Information shown:
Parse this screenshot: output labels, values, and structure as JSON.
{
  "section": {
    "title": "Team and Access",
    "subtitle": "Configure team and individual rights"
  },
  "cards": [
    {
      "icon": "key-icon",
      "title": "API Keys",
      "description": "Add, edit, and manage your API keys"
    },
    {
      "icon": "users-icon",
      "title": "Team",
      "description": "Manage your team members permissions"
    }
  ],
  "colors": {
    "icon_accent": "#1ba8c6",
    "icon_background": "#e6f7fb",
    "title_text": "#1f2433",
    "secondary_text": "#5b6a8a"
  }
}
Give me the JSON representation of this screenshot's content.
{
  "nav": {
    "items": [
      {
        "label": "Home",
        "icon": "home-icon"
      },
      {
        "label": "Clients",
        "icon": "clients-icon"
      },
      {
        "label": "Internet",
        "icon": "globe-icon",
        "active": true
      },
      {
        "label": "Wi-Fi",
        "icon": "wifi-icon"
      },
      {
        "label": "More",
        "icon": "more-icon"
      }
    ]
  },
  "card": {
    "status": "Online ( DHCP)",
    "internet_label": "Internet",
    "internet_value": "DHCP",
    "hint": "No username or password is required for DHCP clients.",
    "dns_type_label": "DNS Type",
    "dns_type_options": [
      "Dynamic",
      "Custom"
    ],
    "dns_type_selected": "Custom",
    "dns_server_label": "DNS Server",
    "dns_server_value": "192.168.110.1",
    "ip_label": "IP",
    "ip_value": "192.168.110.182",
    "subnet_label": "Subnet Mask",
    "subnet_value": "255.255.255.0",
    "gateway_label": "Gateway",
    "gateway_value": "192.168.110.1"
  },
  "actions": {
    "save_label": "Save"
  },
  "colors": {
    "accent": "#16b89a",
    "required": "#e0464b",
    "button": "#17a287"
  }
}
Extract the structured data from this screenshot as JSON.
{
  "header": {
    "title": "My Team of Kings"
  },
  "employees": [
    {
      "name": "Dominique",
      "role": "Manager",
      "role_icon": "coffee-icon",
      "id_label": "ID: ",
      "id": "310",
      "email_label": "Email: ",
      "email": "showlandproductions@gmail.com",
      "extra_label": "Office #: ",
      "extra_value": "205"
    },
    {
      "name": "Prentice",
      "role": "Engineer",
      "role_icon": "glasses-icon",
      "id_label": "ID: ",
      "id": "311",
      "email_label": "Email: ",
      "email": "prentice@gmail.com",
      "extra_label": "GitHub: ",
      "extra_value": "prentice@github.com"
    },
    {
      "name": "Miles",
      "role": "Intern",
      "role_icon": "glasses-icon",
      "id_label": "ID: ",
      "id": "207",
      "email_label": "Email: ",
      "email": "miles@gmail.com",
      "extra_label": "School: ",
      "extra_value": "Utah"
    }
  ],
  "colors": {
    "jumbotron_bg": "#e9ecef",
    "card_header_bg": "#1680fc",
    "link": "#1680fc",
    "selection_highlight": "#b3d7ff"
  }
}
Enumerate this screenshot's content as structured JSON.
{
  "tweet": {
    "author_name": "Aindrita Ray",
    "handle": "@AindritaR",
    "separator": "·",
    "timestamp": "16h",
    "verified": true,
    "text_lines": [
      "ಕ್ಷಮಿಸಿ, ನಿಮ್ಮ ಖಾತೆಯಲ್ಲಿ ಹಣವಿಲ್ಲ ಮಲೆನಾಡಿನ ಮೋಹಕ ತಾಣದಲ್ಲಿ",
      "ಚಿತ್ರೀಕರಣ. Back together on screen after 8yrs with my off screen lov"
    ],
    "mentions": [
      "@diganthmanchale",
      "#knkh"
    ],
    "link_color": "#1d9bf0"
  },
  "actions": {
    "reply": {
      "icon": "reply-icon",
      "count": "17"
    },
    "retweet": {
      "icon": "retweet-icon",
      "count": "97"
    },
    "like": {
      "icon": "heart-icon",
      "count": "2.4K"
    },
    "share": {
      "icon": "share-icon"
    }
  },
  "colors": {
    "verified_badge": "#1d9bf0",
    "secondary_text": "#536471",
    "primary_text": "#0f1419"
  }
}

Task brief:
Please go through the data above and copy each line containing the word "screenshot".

Worked solution:
Parse this screenshot: output labels, values, and structure as JSON.
Give me the JSON representation of this screenshot's content.
Extract the structured data from this screenshot as JSON.
Enumerate this screenshot's content as structured JSON.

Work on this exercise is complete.